Recently, the Clean Air Fund, a philanthropic organization working to deliver clean air for all, released their annual report. The UK-based group looks at how much money donor governments and other philanthropic organizations spend on the fight against air pollution.
According to their data, under 0.1% of philanthropic grants and less than 1% of development spending were allotted for clean air. This led the group to declare dirty air to be more serious than the current Covid19 pandemic when it comes to fatalities.
The World Health Organization (WHO) and United Nations (UN) have both cited air pollution as one of the deadliest problems in the world. Two-thirds of air pollution is connected to fossil fuels burning.
According to the report, there was a lot of official spending for fossil fuel projects to be prolonged in 2019 and 2020. Asian countries in particular got over 80% of development aid for the fight against air pollution from 2015 to 2020.
China received 45% of funding, having declared a “war against pollution” after their air quality lowered considerably in 2013. University of Chicago’s Energy Policy Institute recently published the annual Air Quality Life Index (AQLI) which found that China has been able to reduce their particulate pollution by nearly a third.
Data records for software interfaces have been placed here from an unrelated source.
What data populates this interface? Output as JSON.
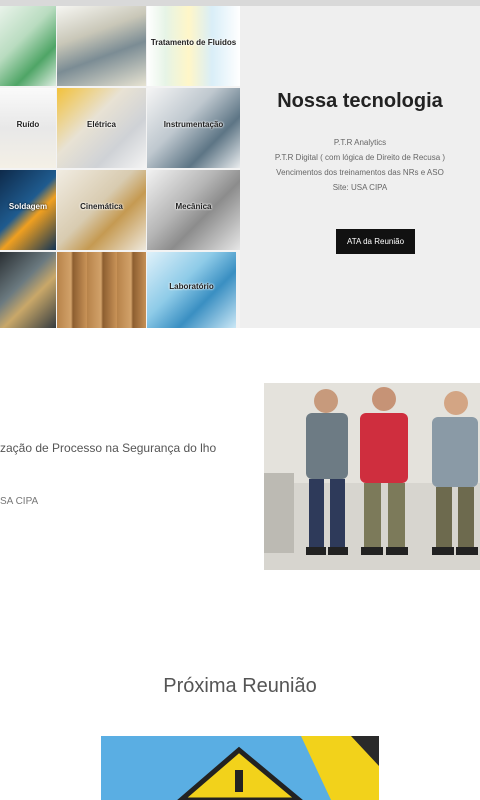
{
  "collage": {
    "tiles": [
      {
        "caption": ""
      },
      {
        "caption": ""
      },
      {
        "caption": "Tratamento de Fluidos"
      },
      {
        "caption": "Ruído"
      },
      {
        "caption": "Elétrica"
      },
      {
        "caption": "Instrumentação"
      },
      {
        "caption": "Soldagem"
      },
      {
        "caption": "Cinemática"
      },
      {
        "caption": "Mecânica"
      },
      {
        "caption": ""
      },
      {
        "caption": ""
      },
      {
        "caption": "Laboratório"
      }
    ]
  },
  "tech": {
    "title": "Nossa tecnologia",
    "line1": "P.T.R Analytics",
    "line2": "P.T.R Digital ( com lógica de Direito de Recusa )",
    "line3": "Vencimentos dos treinamentos das NRs e ASO",
    "line4": "Site: USA CIPA",
    "button": "ATA da Reunião"
  },
  "mid": {
    "text1": "zação de Processo na Segurança do lho",
    "text2": "SA CIPA"
  },
  "next": {
    "title": "Próxima Reunião"
  },
  "colors": {
    "panel": "#efefef",
    "button": "#111111",
    "banner_blue": "#5aaee3",
    "banner_yellow": "#f2d21b"
  }
}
Clean Air Fund executive director Jane Burston said that more aid should be sent towards areas where crisis aversion can occur. As a result, the report hopes that grant spending will move towards things like awareness campaigns and data gathering in areas with underfunded research.
“A more equitable distribution… looks like funding going more to the countries that are rapidly urbanizing,” Burston told Agence-France Presse, “especially in Africa where air pollution is massively on the rise.”
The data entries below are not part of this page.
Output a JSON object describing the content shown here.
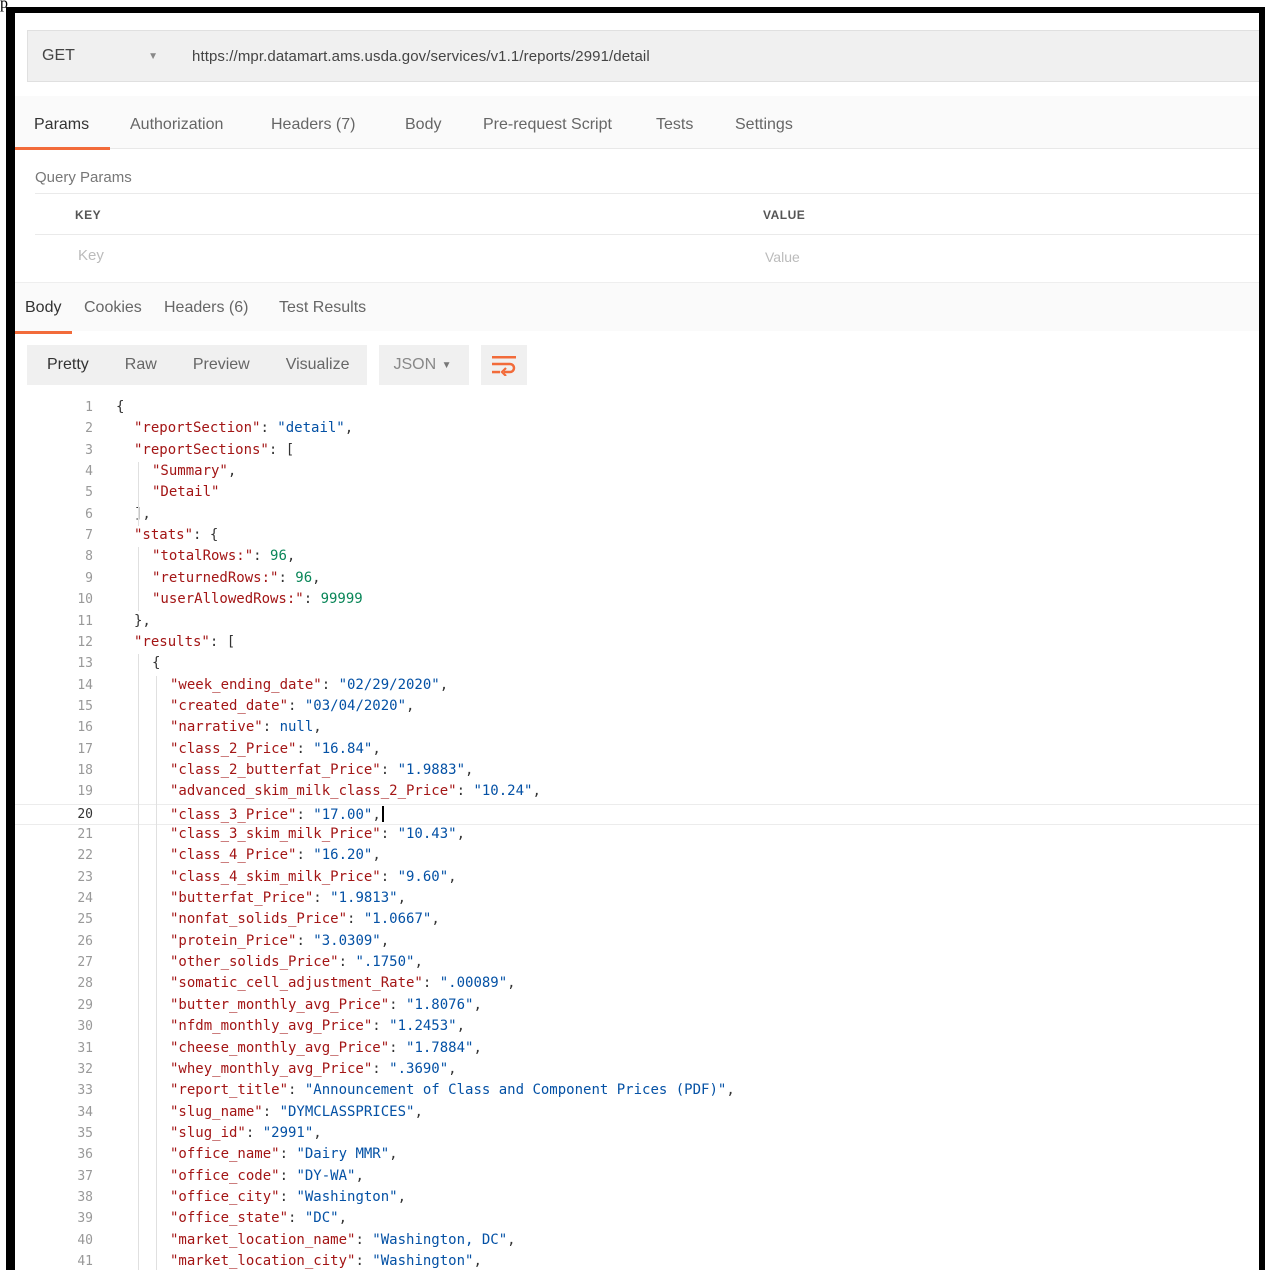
{
  "caption": "p",
  "request": {
    "method": "GET",
    "url": "https://mpr.datamart.ams.usda.gov/services/v1.1/reports/2991/detail"
  },
  "request_tabs": [
    "Params",
    "Authorization",
    "Headers (7)",
    "Body",
    "Pre-request Script",
    "Tests",
    "Settings"
  ],
  "query_params": {
    "title": "Query Params",
    "key_header": "KEY",
    "value_header": "VALUE",
    "key_placeholder": "Key",
    "value_placeholder": "Value"
  },
  "response_tabs": [
    "Body",
    "Cookies",
    "Headers (6)",
    "Test Results"
  ],
  "view_modes": [
    "Pretty",
    "Raw",
    "Preview",
    "Visualize"
  ],
  "format_select": "JSON",
  "icons": {
    "method_dropdown": "chevron-down-icon",
    "format_dropdown": "chevron-down-icon",
    "wrap": "wrap-lines-icon"
  },
  "accent_color": "#f26b3a",
  "current_line": 20,
  "code_lines": [
    {
      "n": 1,
      "i": 0,
      "t": [
        [
          "p",
          "{"
        ]
      ]
    },
    {
      "n": 2,
      "i": 1,
      "t": [
        [
          "k",
          "\"reportSection\""
        ],
        [
          "p",
          ": "
        ],
        [
          "s",
          "\"detail\""
        ],
        [
          "p",
          ","
        ]
      ]
    },
    {
      "n": 3,
      "i": 1,
      "t": [
        [
          "k",
          "\"reportSections\""
        ],
        [
          "p",
          ": ["
        ]
      ]
    },
    {
      "n": 4,
      "i": 2,
      "t": [
        [
          "k",
          "\"Summary\""
        ],
        [
          "p",
          ","
        ]
      ]
    },
    {
      "n": 5,
      "i": 2,
      "t": [
        [
          "k",
          "\"Detail\""
        ]
      ]
    },
    {
      "n": 6,
      "i": 1,
      "t": [
        [
          "p",
          "],"
        ]
      ]
    },
    {
      "n": 7,
      "i": 1,
      "t": [
        [
          "k",
          "\"stats\""
        ],
        [
          "p",
          ": {"
        ]
      ]
    },
    {
      "n": 8,
      "i": 2,
      "t": [
        [
          "k",
          "\"totalRows:\""
        ],
        [
          "p",
          ": "
        ],
        [
          "n",
          "96"
        ],
        [
          "p",
          ","
        ]
      ]
    },
    {
      "n": 9,
      "i": 2,
      "t": [
        [
          "k",
          "\"returnedRows:\""
        ],
        [
          "p",
          ": "
        ],
        [
          "n",
          "96"
        ],
        [
          "p",
          ","
        ]
      ]
    },
    {
      "n": 10,
      "i": 2,
      "t": [
        [
          "k",
          "\"userAllowedRows:\""
        ],
        [
          "p",
          ": "
        ],
        [
          "n",
          "99999"
        ]
      ]
    },
    {
      "n": 11,
      "i": 1,
      "t": [
        [
          "p",
          "},"
        ]
      ]
    },
    {
      "n": 12,
      "i": 1,
      "t": [
        [
          "k",
          "\"results\""
        ],
        [
          "p",
          ": ["
        ]
      ]
    },
    {
      "n": 13,
      "i": 2,
      "t": [
        [
          "p",
          "{"
        ]
      ]
    },
    {
      "n": 14,
      "i": 3,
      "t": [
        [
          "k",
          "\"week_ending_date\""
        ],
        [
          "p",
          ": "
        ],
        [
          "s",
          "\"02/29/2020\""
        ],
        [
          "p",
          ","
        ]
      ]
    },
    {
      "n": 15,
      "i": 3,
      "t": [
        [
          "k",
          "\"created_date\""
        ],
        [
          "p",
          ": "
        ],
        [
          "s",
          "\"03/04/2020\""
        ],
        [
          "p",
          ","
        ]
      ]
    },
    {
      "n": 16,
      "i": 3,
      "t": [
        [
          "k",
          "\"narrative\""
        ],
        [
          "p",
          ": "
        ],
        [
          "nl",
          "null"
        ],
        [
          "p",
          ","
        ]
      ]
    },
    {
      "n": 17,
      "i": 3,
      "t": [
        [
          "k",
          "\"class_2_Price\""
        ],
        [
          "p",
          ": "
        ],
        [
          "s",
          "\"16.84\""
        ],
        [
          "p",
          ","
        ]
      ]
    },
    {
      "n": 18,
      "i": 3,
      "t": [
        [
          "k",
          "\"class_2_butterfat_Price\""
        ],
        [
          "p",
          ": "
        ],
        [
          "s",
          "\"1.9883\""
        ],
        [
          "p",
          ","
        ]
      ]
    },
    {
      "n": 19,
      "i": 3,
      "t": [
        [
          "k",
          "\"advanced_skim_milk_class_2_Price\""
        ],
        [
          "p",
          ": "
        ],
        [
          "s",
          "\"10.24\""
        ],
        [
          "p",
          ","
        ]
      ]
    },
    {
      "n": 20,
      "i": 3,
      "t": [
        [
          "k",
          "\"class_3_Price\""
        ],
        [
          "p",
          ": "
        ],
        [
          "s",
          "\"17.00\""
        ],
        [
          "p",
          ","
        ]
      ]
    },
    {
      "n": 21,
      "i": 3,
      "t": [
        [
          "k",
          "\"class_3_skim_milk_Price\""
        ],
        [
          "p",
          ": "
        ],
        [
          "s",
          "\"10.43\""
        ],
        [
          "p",
          ","
        ]
      ]
    },
    {
      "n": 22,
      "i": 3,
      "t": [
        [
          "k",
          "\"class_4_Price\""
        ],
        [
          "p",
          ": "
        ],
        [
          "s",
          "\"16.20\""
        ],
        [
          "p",
          ","
        ]
      ]
    },
    {
      "n": 23,
      "i": 3,
      "t": [
        [
          "k",
          "\"class_4_skim_milk_Price\""
        ],
        [
          "p",
          ": "
        ],
        [
          "s",
          "\"9.60\""
        ],
        [
          "p",
          ","
        ]
      ]
    },
    {
      "n": 24,
      "i": 3,
      "t": [
        [
          "k",
          "\"butterfat_Price\""
        ],
        [
          "p",
          ": "
        ],
        [
          "s",
          "\"1.9813\""
        ],
        [
          "p",
          ","
        ]
      ]
    },
    {
      "n": 25,
      "i": 3,
      "t": [
        [
          "k",
          "\"nonfat_solids_Price\""
        ],
        [
          "p",
          ": "
        ],
        [
          "s",
          "\"1.0667\""
        ],
        [
          "p",
          ","
        ]
      ]
    },
    {
      "n": 26,
      "i": 3,
      "t": [
        [
          "k",
          "\"protein_Price\""
        ],
        [
          "p",
          ": "
        ],
        [
          "s",
          "\"3.0309\""
        ],
        [
          "p",
          ","
        ]
      ]
    },
    {
      "n": 27,
      "i": 3,
      "t": [
        [
          "k",
          "\"other_solids_Price\""
        ],
        [
          "p",
          ": "
        ],
        [
          "s",
          "\".1750\""
        ],
        [
          "p",
          ","
        ]
      ]
    },
    {
      "n": 28,
      "i": 3,
      "t": [
        [
          "k",
          "\"somatic_cell_adjustment_Rate\""
        ],
        [
          "p",
          ": "
        ],
        [
          "s",
          "\".00089\""
        ],
        [
          "p",
          ","
        ]
      ]
    },
    {
      "n": 29,
      "i": 3,
      "t": [
        [
          "k",
          "\"butter_monthly_avg_Price\""
        ],
        [
          "p",
          ": "
        ],
        [
          "s",
          "\"1.8076\""
        ],
        [
          "p",
          ","
        ]
      ]
    },
    {
      "n": 30,
      "i": 3,
      "t": [
        [
          "k",
          "\"nfdm_monthly_avg_Price\""
        ],
        [
          "p",
          ": "
        ],
        [
          "s",
          "\"1.2453\""
        ],
        [
          "p",
          ","
        ]
      ]
    },
    {
      "n": 31,
      "i": 3,
      "t": [
        [
          "k",
          "\"cheese_monthly_avg_Price\""
        ],
        [
          "p",
          ": "
        ],
        [
          "s",
          "\"1.7884\""
        ],
        [
          "p",
          ","
        ]
      ]
    },
    {
      "n": 32,
      "i": 3,
      "t": [
        [
          "k",
          "\"whey_monthly_avg_Price\""
        ],
        [
          "p",
          ": "
        ],
        [
          "s",
          "\".3690\""
        ],
        [
          "p",
          ","
        ]
      ]
    },
    {
      "n": 33,
      "i": 3,
      "t": [
        [
          "k",
          "\"report_title\""
        ],
        [
          "p",
          ": "
        ],
        [
          "s",
          "\"Announcement of Class and Component Prices (PDF)\""
        ],
        [
          "p",
          ","
        ]
      ]
    },
    {
      "n": 34,
      "i": 3,
      "t": [
        [
          "k",
          "\"slug_name\""
        ],
        [
          "p",
          ": "
        ],
        [
          "s",
          "\"DYMCLASSPRICES\""
        ],
        [
          "p",
          ","
        ]
      ]
    },
    {
      "n": 35,
      "i": 3,
      "t": [
        [
          "k",
          "\"slug_id\""
        ],
        [
          "p",
          ": "
        ],
        [
          "s",
          "\"2991\""
        ],
        [
          "p",
          ","
        ]
      ]
    },
    {
      "n": 36,
      "i": 3,
      "t": [
        [
          "k",
          "\"office_name\""
        ],
        [
          "p",
          ": "
        ],
        [
          "s",
          "\"Dairy MMR\""
        ],
        [
          "p",
          ","
        ]
      ]
    },
    {
      "n": 37,
      "i": 3,
      "t": [
        [
          "k",
          "\"office_code\""
        ],
        [
          "p",
          ": "
        ],
        [
          "s",
          "\"DY-WA\""
        ],
        [
          "p",
          ","
        ]
      ]
    },
    {
      "n": 38,
      "i": 3,
      "t": [
        [
          "k",
          "\"office_city\""
        ],
        [
          "p",
          ": "
        ],
        [
          "s",
          "\"Washington\""
        ],
        [
          "p",
          ","
        ]
      ]
    },
    {
      "n": 39,
      "i": 3,
      "t": [
        [
          "k",
          "\"office_state\""
        ],
        [
          "p",
          ": "
        ],
        [
          "s",
          "\"DC\""
        ],
        [
          "p",
          ","
        ]
      ]
    },
    {
      "n": 40,
      "i": 3,
      "t": [
        [
          "k",
          "\"market_location_name\""
        ],
        [
          "p",
          ": "
        ],
        [
          "s",
          "\"Washington, DC\""
        ],
        [
          "p",
          ","
        ]
      ]
    },
    {
      "n": 41,
      "i": 3,
      "t": [
        [
          "k",
          "\"market_location_city\""
        ],
        [
          "p",
          ": "
        ],
        [
          "s",
          "\"Washington\""
        ],
        [
          "p",
          ","
        ]
      ]
    }
  ]
}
At present, the UN blames around 7 million deaths annually on air pollution. The World Health Organization finds that nine out of every 10 people breathe air their guidelines deem unhealthy.